-- Task requirements --
Looking at the entries below, state how many lines contain the word "online". Give the number alone.
◇ ◇ ◇ ◇ ◇
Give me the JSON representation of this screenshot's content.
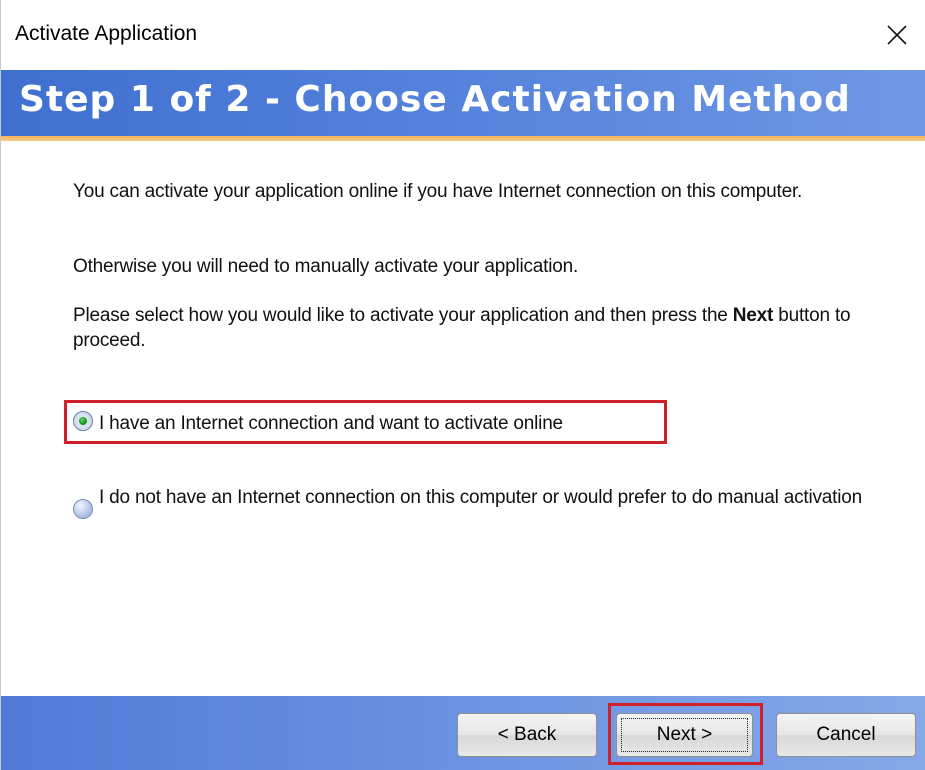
{
  "window": {
    "title": "Activate Application",
    "close_icon": "close-icon"
  },
  "banner": {
    "heading": "Step 1 of 2 - Choose Activation Method",
    "colors": {
      "banner": "#4a7ad6",
      "accent_line": "#f5b35a"
    }
  },
  "content": {
    "para1": "You can activate your application online if you have Internet connection on this computer.",
    "para2": "Otherwise you will need to manually activate your application.",
    "para3_before": "Please select how you would like to activate your application and then press the ",
    "para3_bold": "Next",
    "para3_after": " button to proceed.",
    "options": [
      {
        "label": "I have an Internet connection and want to activate online",
        "checked": true
      },
      {
        "label": "I do not have an Internet connection on this computer or would prefer to do manual activation",
        "checked": false
      }
    ]
  },
  "footer": {
    "back_label": "< Back",
    "next_label": "Next >",
    "cancel_label": "Cancel"
  },
  "annotations": {
    "highlight_color": "#d0202a"
  }
}
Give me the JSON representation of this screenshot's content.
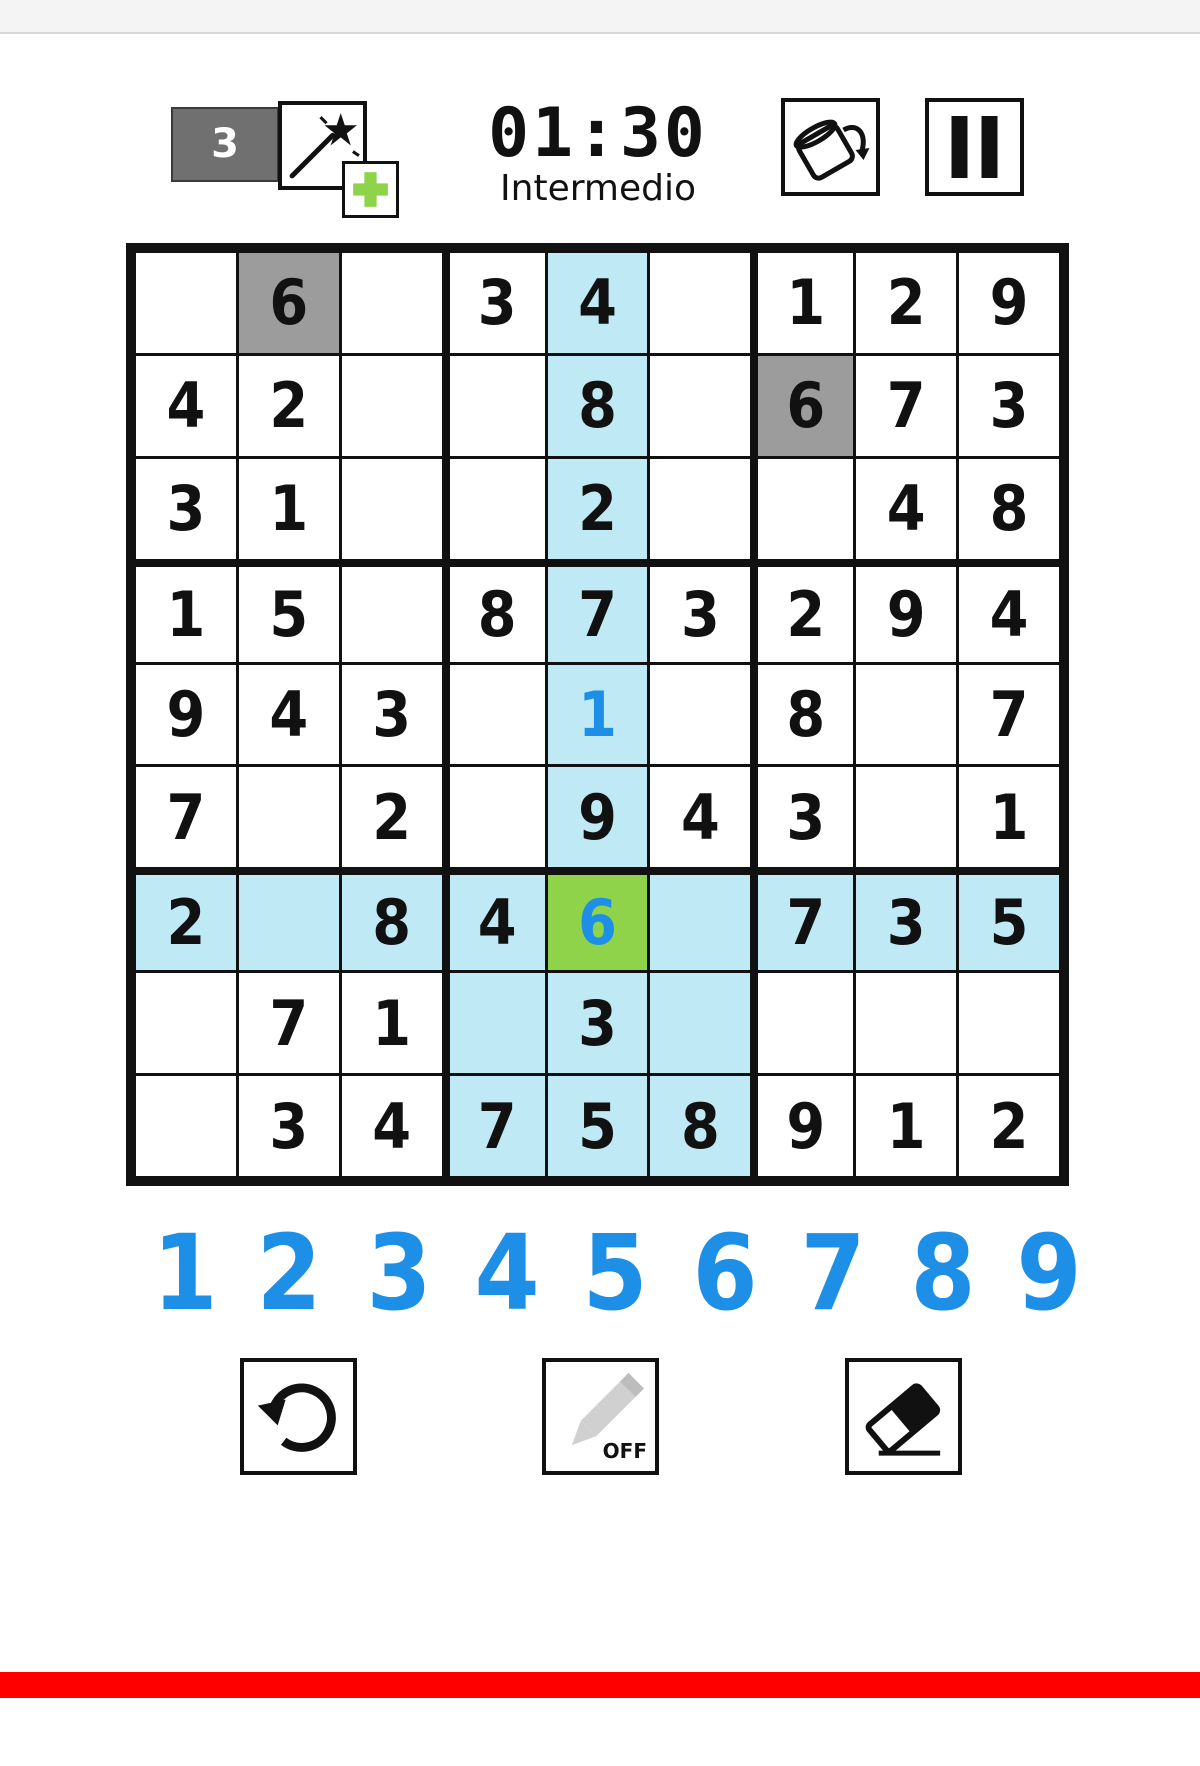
{
  "header": {
    "hints_count": "3",
    "timer": "01:30",
    "difficulty": "Intermedio"
  },
  "icons": {
    "hint": "magic-wand-icon",
    "add_hints": "plus-icon",
    "theme": "paint-bucket-icon",
    "pause": "pause-icon",
    "undo": "undo-icon",
    "notes": "pencil-icon",
    "erase": "eraser-icon"
  },
  "notes_toggle": {
    "state_label": "OFF"
  },
  "board": {
    "rows": [
      [
        "",
        "6",
        "",
        "3",
        "4",
        "",
        "1",
        "2",
        "9"
      ],
      [
        "4",
        "2",
        "",
        "",
        "8",
        "",
        "6",
        "7",
        "3"
      ],
      [
        "3",
        "1",
        "",
        "",
        "2",
        "",
        "",
        "4",
        "8"
      ],
      [
        "1",
        "5",
        "",
        "8",
        "7",
        "3",
        "2",
        "9",
        "4"
      ],
      [
        "9",
        "4",
        "3",
        "",
        "1",
        "",
        "8",
        "",
        "7"
      ],
      [
        "7",
        "",
        "2",
        "",
        "9",
        "4",
        "3",
        "",
        "1"
      ],
      [
        "2",
        "",
        "8",
        "4",
        "6",
        "",
        "7",
        "3",
        "5"
      ],
      [
        "",
        "7",
        "1",
        "",
        "3",
        "",
        "",
        "",
        ""
      ],
      [
        "",
        "3",
        "4",
        "7",
        "5",
        "8",
        "9",
        "1",
        "2"
      ]
    ],
    "selected_cell": {
      "row": 6,
      "col": 4
    },
    "user_entered_cells": [
      [
        4,
        4
      ],
      [
        6,
        4
      ]
    ],
    "grey_cells": [
      [
        0,
        1
      ],
      [
        1,
        6
      ]
    ]
  },
  "numpad": [
    "1",
    "2",
    "3",
    "4",
    "5",
    "6",
    "7",
    "8",
    "9"
  ],
  "colors": {
    "highlight": "#bfe9f5",
    "selected": "#8ed34a",
    "grey_given": "#9c9c9c",
    "user_digit": "#1e8fe6",
    "numpad_digit": "#1e8fe6",
    "bottom_bar": "#ff0000",
    "plus_green": "#8ed34a"
  }
}
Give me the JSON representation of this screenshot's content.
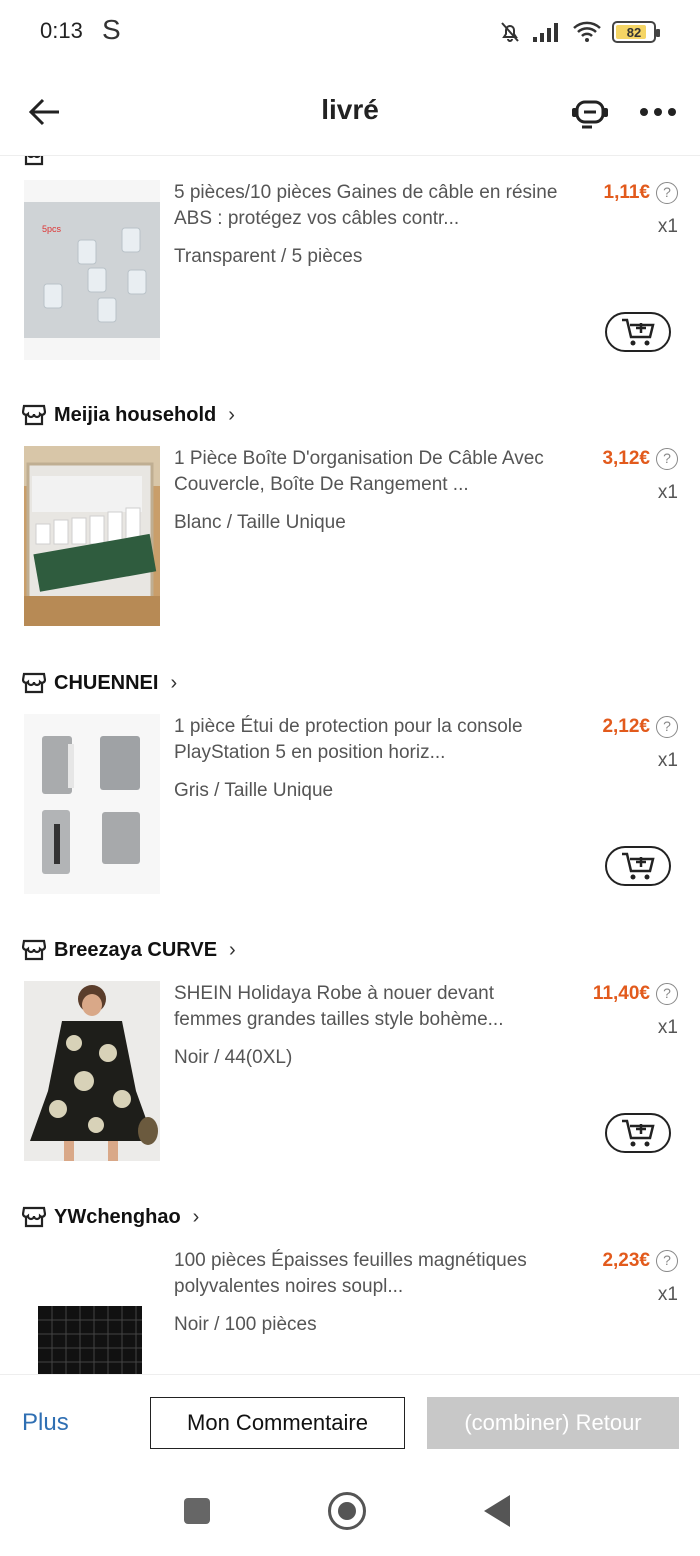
{
  "status_bar": {
    "time": "0:13",
    "carrier_icon": "S",
    "battery": "82",
    "battery_level_pct": 82,
    "icons": [
      "mute-bell-icon",
      "signal-icon",
      "wifi-icon",
      "battery-icon"
    ]
  },
  "header": {
    "title": "livré",
    "back_icon": "arrow-left-icon",
    "support_icon": "support-robot-icon",
    "more_icon": "more-dots-icon"
  },
  "shops": [
    {
      "name": "",
      "item": {
        "title": "5 pièces/10 pièces Gaines de câble en résine ABS : protégez vos câbles contr...",
        "variant": "Transparent / 5 pièces",
        "price": "1,11€",
        "qty": "x1",
        "has_cart_button": true
      }
    },
    {
      "name": "Meijia household",
      "item": {
        "title": "1 Pièce Boîte D'organisation De Câble Avec Couvercle, Boîte De Rangement ...",
        "variant": "Blanc / Taille Unique",
        "price": "3,12€",
        "qty": "x1",
        "has_cart_button": false
      }
    },
    {
      "name": "CHUENNEI",
      "item": {
        "title": "1 pièce Étui de protection pour la console PlayStation 5 en position horiz...",
        "variant": "Gris / Taille Unique",
        "price": "2,12€",
        "qty": "x1",
        "has_cart_button": true
      }
    },
    {
      "name": "Breezaya CURVE",
      "item": {
        "title": "SHEIN Holidaya Robe à nouer devant femmes grandes tailles style bohème...",
        "variant": "Noir / 44(0XL)",
        "price": "11,40€",
        "qty": "x1",
        "has_cart_button": true
      }
    },
    {
      "name": "YWchenghao",
      "item": {
        "title": "100 pièces Épaisses feuilles magnétiques polyvalentes noires soupl...",
        "variant": "Noir / 100 pièces",
        "price": "2,23€",
        "qty": "x1",
        "has_cart_button": false
      }
    }
  ],
  "action_bar": {
    "more_label": "Plus",
    "comment_label": "Mon Commentaire",
    "return_label": "(combiner) Retour"
  },
  "colors": {
    "price": "#e25a1c",
    "link": "#2f6fb3",
    "disabled_button": "#c8c8c8"
  }
}
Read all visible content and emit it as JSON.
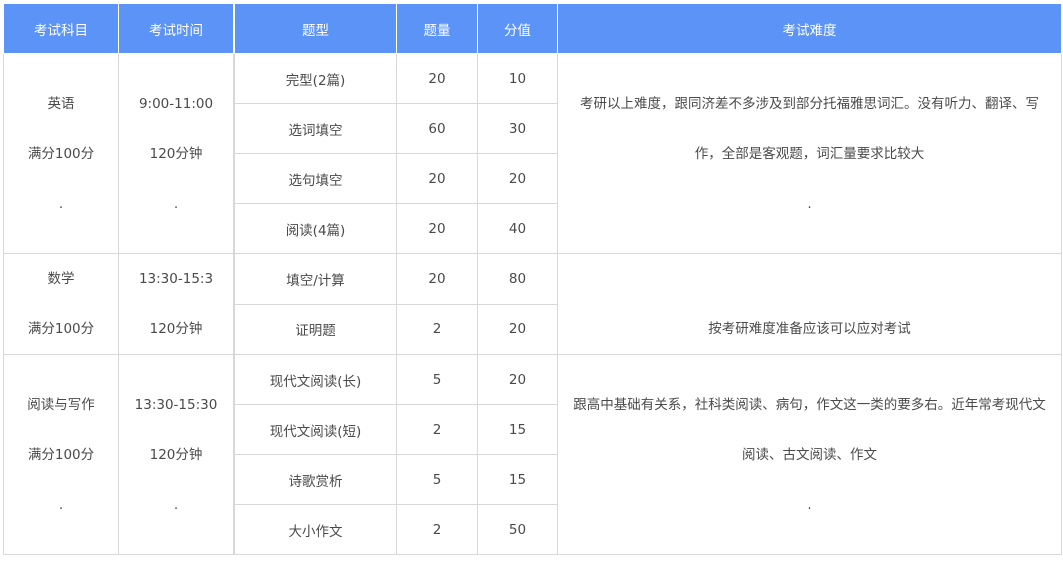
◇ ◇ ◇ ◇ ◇
-- Exercise response --
2